In 2014, comprehensive analysis of the tourism industry found that sharks and rays generated nearly $114 million, with 99% of this coming from shark-based tourism. Such data is critical for maintaining current protections, but also important for the implementation of additional prospective protections. This is especially true when looking at migratory species which travel through the Bahamas.

Great hammerheads, oceanic whitetips and tiger sharks are three migratory species that pass through Bahamian waters, visiting seasonally. Great hammerheads, for example, visit Bimini’s waters in the winter months, their regular visits creating a commercially successful dive site. The sharks make regular appearances on Shark Week and fill the timelines of a multitude of ocean-themed social media accounts. I have met divers from India, Scotland and Australia, who all spent thousands of dollars to dive with these beautiful creatures. But when the hammerheads leave the Bahamas, they are no longer protected. One of the Bahamas’ great hopes – particularly amongst those of us who work with sharks, in the sanctuary or in the tourism sector generally – is that other island nations see the benefits of protection and follow suit. In Florida, just 50 miles away, great hammerheads (listed as endangered on the IUCN Red List) are only protected in state waters.

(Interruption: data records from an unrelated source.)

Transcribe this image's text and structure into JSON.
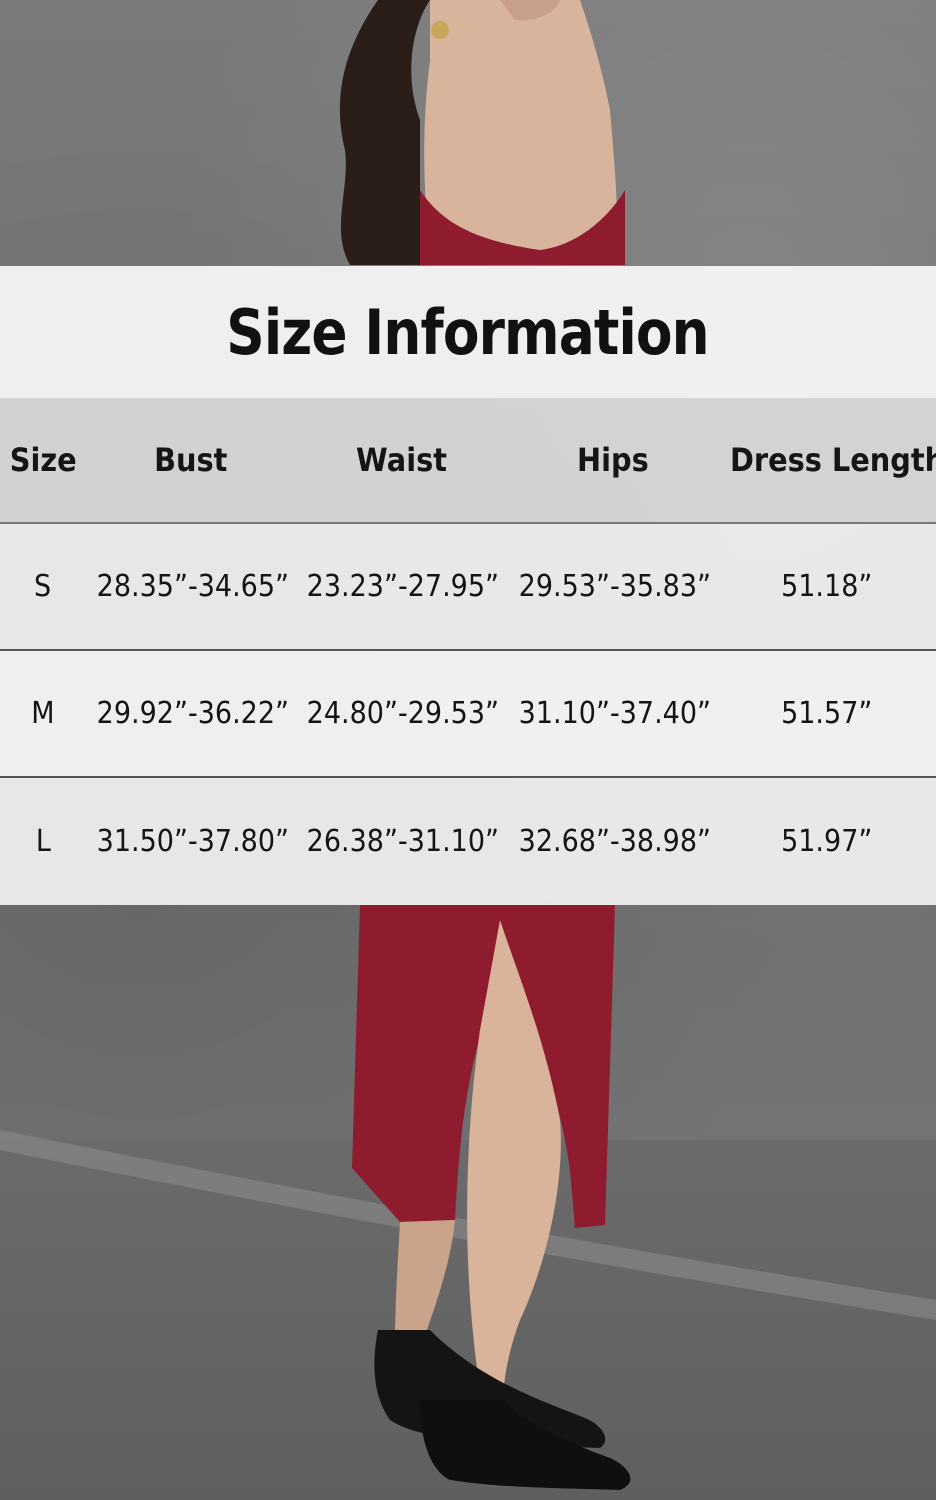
{
  "title": "Size Information",
  "table": {
    "headers": [
      "Size",
      "Bust",
      "Waist",
      "Hips",
      "Dress Length"
    ],
    "rows": [
      [
        "S",
        "28.35”-34.65”",
        "23.23”-27.95”",
        "29.53”-35.83”",
        "51.18”"
      ],
      [
        "M",
        "29.92”-36.22”",
        "24.80”-29.53”",
        "31.10”-37.40”",
        "51.57”"
      ],
      [
        "L",
        "31.50”-37.80”",
        "26.38”-31.10”",
        "32.68”-38.98”",
        "51.97”"
      ]
    ]
  },
  "colors": {
    "dress": "#8e1c2e",
    "wall": "#777777",
    "shoe": "#141414"
  }
}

In 2014, PEW, in partnership with the Bahamas National Trust, hosted a shark conservation workshop in Bimini. Dignitaries and officials from across the Caribbean, including the former president of Costa Rica, spent three days on the island learning about the work being done and why it has been successful. They visited the Sharklab and got to snorkel with Caribbean reef sharks and great hammerheads. Richard Branson visited and discussed the importance of establishing a greater Caribbean sanctuary, highlighting not only the success in the Bahamas, but also other shark sanctuaries in the region.

The Bahamas has set a good example regarding shark conservation and continues to be a force for good. As new dive operations open and new shark diving spots are discovered, the value of the Bahamian shark population will only grow. The experience offered to visitors is also critical – diving with sharks can reshape attitudes and opinions, changing the way people see these animals. It might just be what saves them.